How to Cope With a Vegan Guest at Thanksgiving

Editor
Plan ahead, and don’t be cruel
Tofurkey

John O'Boyle

No Tofurkey required. 

When there’s a vegan or vegetarian at a group dinner where everyone has the same dining options, it can potentially be an unpleasant experience for everyone involved. If they’re the type of person who expects the world to bend to their every whim, they may demand that special dishes are made for them. If not, they may end up just picking at vegetables all night. There’s a middle ground, but it may take a little planning if there will be one at your Thanksgiving dinner.

First, if you’re hosting Thanksgiving and you know a vegan is attending, reach out to them ahead of time and ask what exactly they can and can’t eat (there's also no harm in asking all of your guests about their dietary preferences while you’re still menu-planning). It’s certainly not rude to ask them if they’d like to bring a dish that they’re able to eat, and if it’s not too much trouble you can prepare a separate version of the non-vegan side dishes with some tweaks, like vegetable stock in the dressing. They’re obviously not going to be eating turkey, so it’ll be all about the sides for them — make sure that there’s something other than green beans.

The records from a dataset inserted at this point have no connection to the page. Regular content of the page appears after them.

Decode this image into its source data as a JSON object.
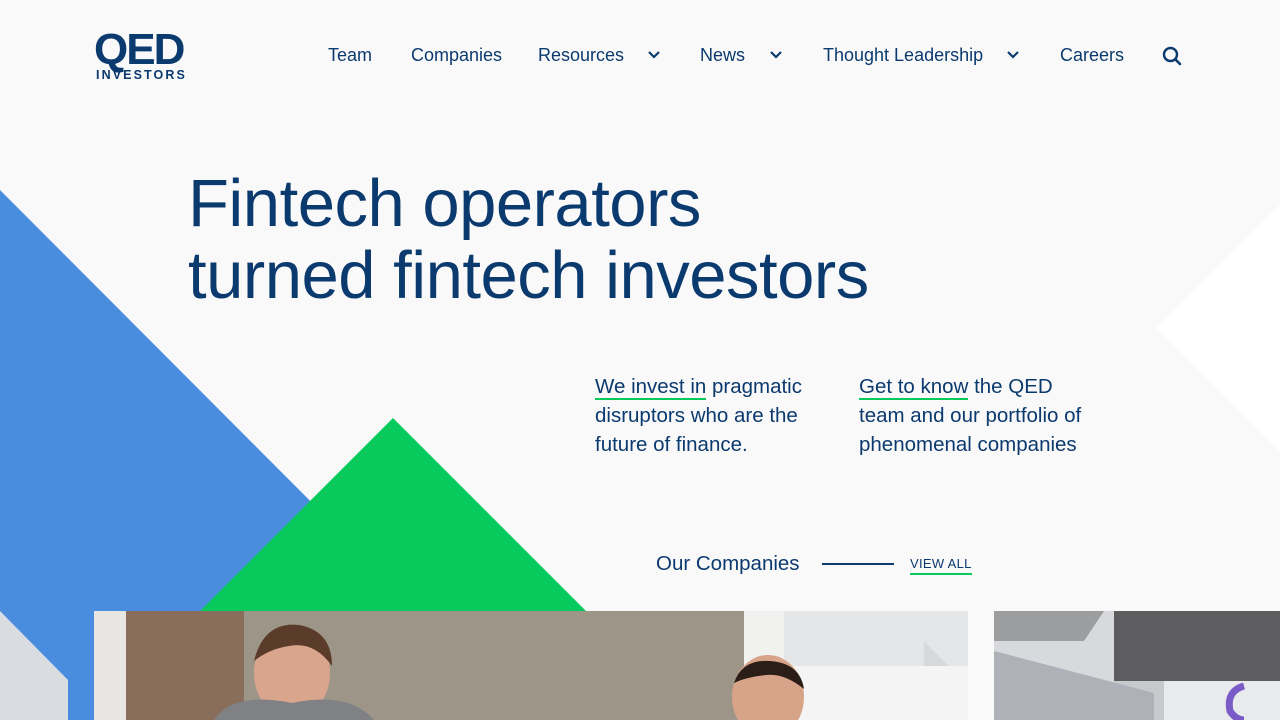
{
  "brand": {
    "logo_main": "QED",
    "logo_sub": "INVESTORS"
  },
  "nav": {
    "items": [
      {
        "label": "Team",
        "has_dropdown": false
      },
      {
        "label": "Companies",
        "has_dropdown": false
      },
      {
        "label": "Resources",
        "has_dropdown": true
      },
      {
        "label": "News",
        "has_dropdown": true
      },
      {
        "label": "Thought Leadership",
        "has_dropdown": true
      },
      {
        "label": "Careers",
        "has_dropdown": false
      }
    ],
    "search_icon": "search-icon",
    "dropdown_icon": "chevron-down-icon"
  },
  "hero": {
    "title_line1": "Fintech operators",
    "title_line2": "turned fintech investors"
  },
  "blurbs": [
    {
      "link_text": "We invest in",
      "rest": " pragmatic disruptors who are the future of finance."
    },
    {
      "link_text": "Get to know",
      "rest": " the QED team and our portfolio of phenomenal companies"
    }
  ],
  "companies": {
    "heading": "Our Companies",
    "view_all": "VIEW ALL"
  },
  "colors": {
    "navy": "#0b3a6e",
    "blue": "#4a8ddf",
    "green": "#08c95c",
    "background": "#f9f9fa",
    "accent_underline": "#08c95c"
  }
}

If a vegan shows up unannounced, then there’s really not much you can do except point out what has animal products in it and what doesn’t. If you were given no notice, it’s not up to you to go out of your way to make them happy. That said, there is no need to be rude; it goes without saying that talking about how you could never imagine giving up bacon or interrogating them about their protein and vitamin intake will not improve the festive mood.